One of the biggest challenges with this form is that you really don’t know how it’s going to work until you have a real audience in, right down to the very mechanics of the show. The piece will be living, moving and breathing and you have to incorporate how the logistics and safety of something like that are going to impact the reality of the show and the audiences suspension of disbelief. Once again though, it’s a lot easier with young people!

A lot of this has really happened by accident for me. I looked into acting as a way to become a better director and ended up falling in love with immersive theatre and felt especially rewarded by working with young people. I don’t have any relevant performance qualifications myself so can only advise to say yes to everything you can, at the start at least, and learn your craft in whatever way possible.

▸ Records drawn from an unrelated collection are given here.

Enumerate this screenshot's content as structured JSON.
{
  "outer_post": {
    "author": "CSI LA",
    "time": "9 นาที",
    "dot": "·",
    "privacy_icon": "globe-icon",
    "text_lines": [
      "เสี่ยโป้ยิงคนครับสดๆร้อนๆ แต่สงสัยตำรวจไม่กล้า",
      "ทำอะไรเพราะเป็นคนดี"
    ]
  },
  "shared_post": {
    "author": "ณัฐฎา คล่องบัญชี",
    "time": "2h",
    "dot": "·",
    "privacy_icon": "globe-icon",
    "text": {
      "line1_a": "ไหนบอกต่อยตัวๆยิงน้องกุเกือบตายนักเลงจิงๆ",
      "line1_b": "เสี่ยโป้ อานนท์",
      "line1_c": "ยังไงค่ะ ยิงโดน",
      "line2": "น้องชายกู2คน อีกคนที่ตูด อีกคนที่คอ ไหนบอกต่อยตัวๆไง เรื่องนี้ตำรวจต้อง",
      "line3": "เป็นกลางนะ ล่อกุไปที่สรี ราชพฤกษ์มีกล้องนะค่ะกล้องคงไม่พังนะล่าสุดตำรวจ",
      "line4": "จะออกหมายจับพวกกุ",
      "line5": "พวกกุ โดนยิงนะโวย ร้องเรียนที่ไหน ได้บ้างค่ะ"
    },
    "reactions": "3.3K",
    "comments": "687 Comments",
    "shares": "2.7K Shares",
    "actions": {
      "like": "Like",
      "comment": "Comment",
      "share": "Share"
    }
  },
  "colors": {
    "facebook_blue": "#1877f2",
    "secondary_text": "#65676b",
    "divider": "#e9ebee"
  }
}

In terms of filmmaking it’s well documented how accessible equipment is now so experiment with writing, acting and filming yourself. It’s OK to make mistakes or make something truly terrible, just learn from it.  There is always a production going on that needs an extra pair of hands so lookout for anyone making a film locally. I’ll never stop wanting to make a film with some friends and in many ways it’s a newer version of playing some really bad guitar in your mates garage so just keeping playing til you get better. It’s worth noting that helping out to learn some stuff is great but be really wary of your time and good nature being taken advantage of as unfortunately it does happen.